= Beginning of Section =

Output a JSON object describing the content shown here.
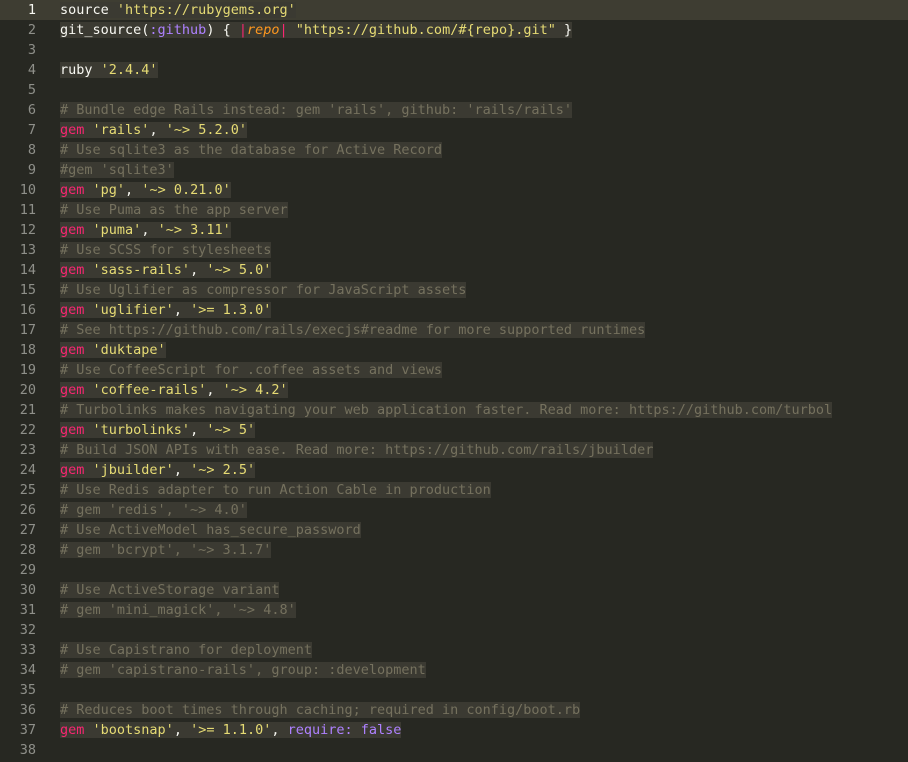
{
  "editor": {
    "file_language": "Ruby Gemfile",
    "lines": [
      {
        "n": "1",
        "tokens": [
          [
            "plain",
            "source "
          ],
          [
            "str",
            "'https://rubygems.org'"
          ]
        ]
      },
      {
        "n": "2",
        "tokens": [
          [
            "plain",
            "git_source("
          ],
          [
            "sym",
            ":github"
          ],
          [
            "plain",
            ") { "
          ],
          [
            "kw",
            "|"
          ],
          [
            "param",
            "repo"
          ],
          [
            "kw",
            "|"
          ],
          [
            "plain",
            " "
          ],
          [
            "str",
            "\"https://github.com/#{repo}.git\""
          ],
          [
            "plain",
            " }"
          ]
        ]
      },
      {
        "n": "3",
        "tokens": []
      },
      {
        "n": "4",
        "tokens": [
          [
            "plain",
            "ruby "
          ],
          [
            "str",
            "'2.4.4'"
          ]
        ]
      },
      {
        "n": "5",
        "tokens": []
      },
      {
        "n": "6",
        "tokens": [
          [
            "comment",
            "# Bundle edge Rails instead: gem 'rails', github: 'rails/rails'"
          ]
        ]
      },
      {
        "n": "7",
        "tokens": [
          [
            "kw",
            "gem"
          ],
          [
            "plain",
            " "
          ],
          [
            "str",
            "'rails'"
          ],
          [
            "plain",
            ", "
          ],
          [
            "str",
            "'~> 5.2.0'"
          ]
        ]
      },
      {
        "n": "8",
        "tokens": [
          [
            "comment",
            "# Use sqlite3 as the database for Active Record"
          ]
        ]
      },
      {
        "n": "9",
        "tokens": [
          [
            "comment",
            "#gem 'sqlite3'"
          ]
        ]
      },
      {
        "n": "10",
        "tokens": [
          [
            "kw",
            "gem"
          ],
          [
            "plain",
            " "
          ],
          [
            "str",
            "'pg'"
          ],
          [
            "plain",
            ", "
          ],
          [
            "str",
            "'~> 0.21.0'"
          ]
        ]
      },
      {
        "n": "11",
        "tokens": [
          [
            "comment",
            "# Use Puma as the app server"
          ]
        ]
      },
      {
        "n": "12",
        "tokens": [
          [
            "kw",
            "gem"
          ],
          [
            "plain",
            " "
          ],
          [
            "str",
            "'puma'"
          ],
          [
            "plain",
            ", "
          ],
          [
            "str",
            "'~> 3.11'"
          ]
        ]
      },
      {
        "n": "13",
        "tokens": [
          [
            "comment",
            "# Use SCSS for stylesheets"
          ]
        ]
      },
      {
        "n": "14",
        "tokens": [
          [
            "kw",
            "gem"
          ],
          [
            "plain",
            " "
          ],
          [
            "str",
            "'sass-rails'"
          ],
          [
            "plain",
            ", "
          ],
          [
            "str",
            "'~> 5.0'"
          ]
        ]
      },
      {
        "n": "15",
        "tokens": [
          [
            "comment",
            "# Use Uglifier as compressor for JavaScript assets"
          ]
        ]
      },
      {
        "n": "16",
        "tokens": [
          [
            "kw",
            "gem"
          ],
          [
            "plain",
            " "
          ],
          [
            "str",
            "'uglifier'"
          ],
          [
            "plain",
            ", "
          ],
          [
            "str",
            "'>= 1.3.0'"
          ]
        ]
      },
      {
        "n": "17",
        "tokens": [
          [
            "comment",
            "# See https://github.com/rails/execjs#readme for more supported runtimes"
          ]
        ]
      },
      {
        "n": "18",
        "tokens": [
          [
            "kw",
            "gem"
          ],
          [
            "plain",
            " "
          ],
          [
            "str",
            "'duktape'"
          ]
        ]
      },
      {
        "n": "19",
        "tokens": [
          [
            "comment",
            "# Use CoffeeScript for .coffee assets and views"
          ]
        ]
      },
      {
        "n": "20",
        "tokens": [
          [
            "kw",
            "gem"
          ],
          [
            "plain",
            " "
          ],
          [
            "str",
            "'coffee-rails'"
          ],
          [
            "plain",
            ", "
          ],
          [
            "str",
            "'~> 4.2'"
          ]
        ]
      },
      {
        "n": "21",
        "tokens": [
          [
            "comment",
            "# Turbolinks makes navigating your web application faster. Read more: https://github.com/turbol"
          ]
        ]
      },
      {
        "n": "22",
        "tokens": [
          [
            "kw",
            "gem"
          ],
          [
            "plain",
            " "
          ],
          [
            "str",
            "'turbolinks'"
          ],
          [
            "plain",
            ", "
          ],
          [
            "str",
            "'~> 5'"
          ]
        ]
      },
      {
        "n": "23",
        "tokens": [
          [
            "comment",
            "# Build JSON APIs with ease. Read more: https://github.com/rails/jbuilder"
          ]
        ]
      },
      {
        "n": "24",
        "tokens": [
          [
            "kw",
            "gem"
          ],
          [
            "plain",
            " "
          ],
          [
            "str",
            "'jbuilder'"
          ],
          [
            "plain",
            ", "
          ],
          [
            "str",
            "'~> 2.5'"
          ]
        ]
      },
      {
        "n": "25",
        "tokens": [
          [
            "comment",
            "# Use Redis adapter to run Action Cable in production"
          ]
        ]
      },
      {
        "n": "26",
        "tokens": [
          [
            "comment",
            "# gem 'redis', '~> 4.0'"
          ]
        ]
      },
      {
        "n": "27",
        "tokens": [
          [
            "comment",
            "# Use ActiveModel has_secure_password"
          ]
        ]
      },
      {
        "n": "28",
        "tokens": [
          [
            "comment",
            "# gem 'bcrypt', '~> 3.1.7'"
          ]
        ]
      },
      {
        "n": "29",
        "tokens": []
      },
      {
        "n": "30",
        "tokens": [
          [
            "comment",
            "# Use ActiveStorage variant"
          ]
        ]
      },
      {
        "n": "31",
        "tokens": [
          [
            "comment",
            "# gem 'mini_magick', '~> 4.8'"
          ]
        ]
      },
      {
        "n": "32",
        "tokens": []
      },
      {
        "n": "33",
        "tokens": [
          [
            "comment",
            "# Use Capistrano for deployment"
          ]
        ]
      },
      {
        "n": "34",
        "tokens": [
          [
            "comment",
            "# gem 'capistrano-rails', group: :development"
          ]
        ]
      },
      {
        "n": "35",
        "tokens": []
      },
      {
        "n": "36",
        "tokens": [
          [
            "comment",
            "# Reduces boot times through caching; required in config/boot.rb"
          ]
        ]
      },
      {
        "n": "37",
        "tokens": [
          [
            "kw",
            "gem"
          ],
          [
            "plain",
            " "
          ],
          [
            "str",
            "'bootsnap'"
          ],
          [
            "plain",
            ", "
          ],
          [
            "str",
            "'>= 1.1.0'"
          ],
          [
            "plain",
            ", "
          ],
          [
            "sym",
            "require:"
          ],
          [
            "plain",
            " "
          ],
          [
            "sym",
            "false"
          ]
        ]
      },
      {
        "n": "38",
        "tokens": []
      }
    ]
  },
  "colors": {
    "background": "#272822",
    "line_highlight": "#3e3d32",
    "selection": "#3b3a32",
    "plain": "#f8f8f2",
    "string": "#e6db74",
    "keyword": "#f92672",
    "comment": "#75715e",
    "symbol": "#ae81ff",
    "parameter": "#fd971f"
  }
}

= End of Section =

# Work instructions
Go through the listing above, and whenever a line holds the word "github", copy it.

# Response
            ":github"
            "\"https://github.com/#{repo}.git\""
            "# Bundle edge Rails instead: gem 'rails', github: 'rails/rails'"
            "# See https://github.com/rails/execjs#readme for more supported runtimes"
            "# Turbolinks makes navigating your web application faster. Read more: https://github.com/turbol"
            "# Build JSON APIs with ease. Read more: https://github.com/rails/jbuilder"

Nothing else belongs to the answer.